START Records

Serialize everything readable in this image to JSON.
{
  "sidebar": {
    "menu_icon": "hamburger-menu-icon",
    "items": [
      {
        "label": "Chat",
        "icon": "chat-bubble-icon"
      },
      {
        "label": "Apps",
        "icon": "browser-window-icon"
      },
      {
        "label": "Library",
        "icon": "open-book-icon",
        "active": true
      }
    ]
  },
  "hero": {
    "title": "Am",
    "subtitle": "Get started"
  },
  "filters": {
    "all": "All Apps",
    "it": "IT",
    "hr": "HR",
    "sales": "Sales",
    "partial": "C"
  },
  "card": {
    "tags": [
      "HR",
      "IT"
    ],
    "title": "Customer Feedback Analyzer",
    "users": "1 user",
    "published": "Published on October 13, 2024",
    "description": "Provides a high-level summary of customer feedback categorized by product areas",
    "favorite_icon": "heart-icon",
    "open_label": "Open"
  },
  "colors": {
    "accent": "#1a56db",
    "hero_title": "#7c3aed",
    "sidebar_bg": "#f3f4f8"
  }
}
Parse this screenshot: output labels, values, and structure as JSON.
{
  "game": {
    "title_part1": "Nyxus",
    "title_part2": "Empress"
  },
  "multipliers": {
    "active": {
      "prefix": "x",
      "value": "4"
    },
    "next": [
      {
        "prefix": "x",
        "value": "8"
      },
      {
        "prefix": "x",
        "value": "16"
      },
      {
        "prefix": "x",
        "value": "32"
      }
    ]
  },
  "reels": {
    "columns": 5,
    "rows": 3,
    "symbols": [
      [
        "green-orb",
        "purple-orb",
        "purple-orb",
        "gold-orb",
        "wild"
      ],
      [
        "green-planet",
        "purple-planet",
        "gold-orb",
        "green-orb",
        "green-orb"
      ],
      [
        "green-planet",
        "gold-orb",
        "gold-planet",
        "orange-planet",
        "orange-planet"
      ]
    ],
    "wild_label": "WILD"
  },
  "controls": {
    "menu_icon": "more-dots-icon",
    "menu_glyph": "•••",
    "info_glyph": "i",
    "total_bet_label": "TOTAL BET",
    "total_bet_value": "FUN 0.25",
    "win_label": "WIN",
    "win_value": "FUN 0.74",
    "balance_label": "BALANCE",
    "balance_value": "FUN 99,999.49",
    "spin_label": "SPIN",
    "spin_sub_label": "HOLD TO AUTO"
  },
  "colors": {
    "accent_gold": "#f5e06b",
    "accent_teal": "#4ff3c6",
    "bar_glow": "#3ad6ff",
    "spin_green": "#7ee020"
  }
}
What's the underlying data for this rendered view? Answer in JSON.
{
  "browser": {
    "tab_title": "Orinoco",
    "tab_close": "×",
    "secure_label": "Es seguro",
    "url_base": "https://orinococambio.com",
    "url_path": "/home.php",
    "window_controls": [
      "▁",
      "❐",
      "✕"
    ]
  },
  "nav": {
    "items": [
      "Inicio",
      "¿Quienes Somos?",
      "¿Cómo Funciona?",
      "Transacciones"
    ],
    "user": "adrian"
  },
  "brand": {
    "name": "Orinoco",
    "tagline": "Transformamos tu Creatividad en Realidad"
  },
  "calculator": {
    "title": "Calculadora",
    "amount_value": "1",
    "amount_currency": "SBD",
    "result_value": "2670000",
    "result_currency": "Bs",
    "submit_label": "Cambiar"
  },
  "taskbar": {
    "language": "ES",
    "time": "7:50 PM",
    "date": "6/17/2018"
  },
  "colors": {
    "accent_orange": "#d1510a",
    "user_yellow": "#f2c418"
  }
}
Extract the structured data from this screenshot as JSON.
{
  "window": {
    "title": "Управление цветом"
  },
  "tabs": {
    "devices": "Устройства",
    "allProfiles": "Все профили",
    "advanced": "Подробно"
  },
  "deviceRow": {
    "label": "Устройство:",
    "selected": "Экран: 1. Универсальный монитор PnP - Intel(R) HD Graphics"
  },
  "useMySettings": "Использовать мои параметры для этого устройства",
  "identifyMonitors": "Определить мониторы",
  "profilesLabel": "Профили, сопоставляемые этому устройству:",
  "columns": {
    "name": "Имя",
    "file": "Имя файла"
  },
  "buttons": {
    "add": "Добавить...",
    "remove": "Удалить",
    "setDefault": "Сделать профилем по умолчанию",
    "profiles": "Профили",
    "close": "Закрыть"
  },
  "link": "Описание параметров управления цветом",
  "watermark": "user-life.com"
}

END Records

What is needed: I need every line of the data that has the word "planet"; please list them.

Reply to the task:
        "green-planet",
        "purple-planet",
        "green-planet",
        "gold-planet",
        "orange-planet",
        "orange-planet"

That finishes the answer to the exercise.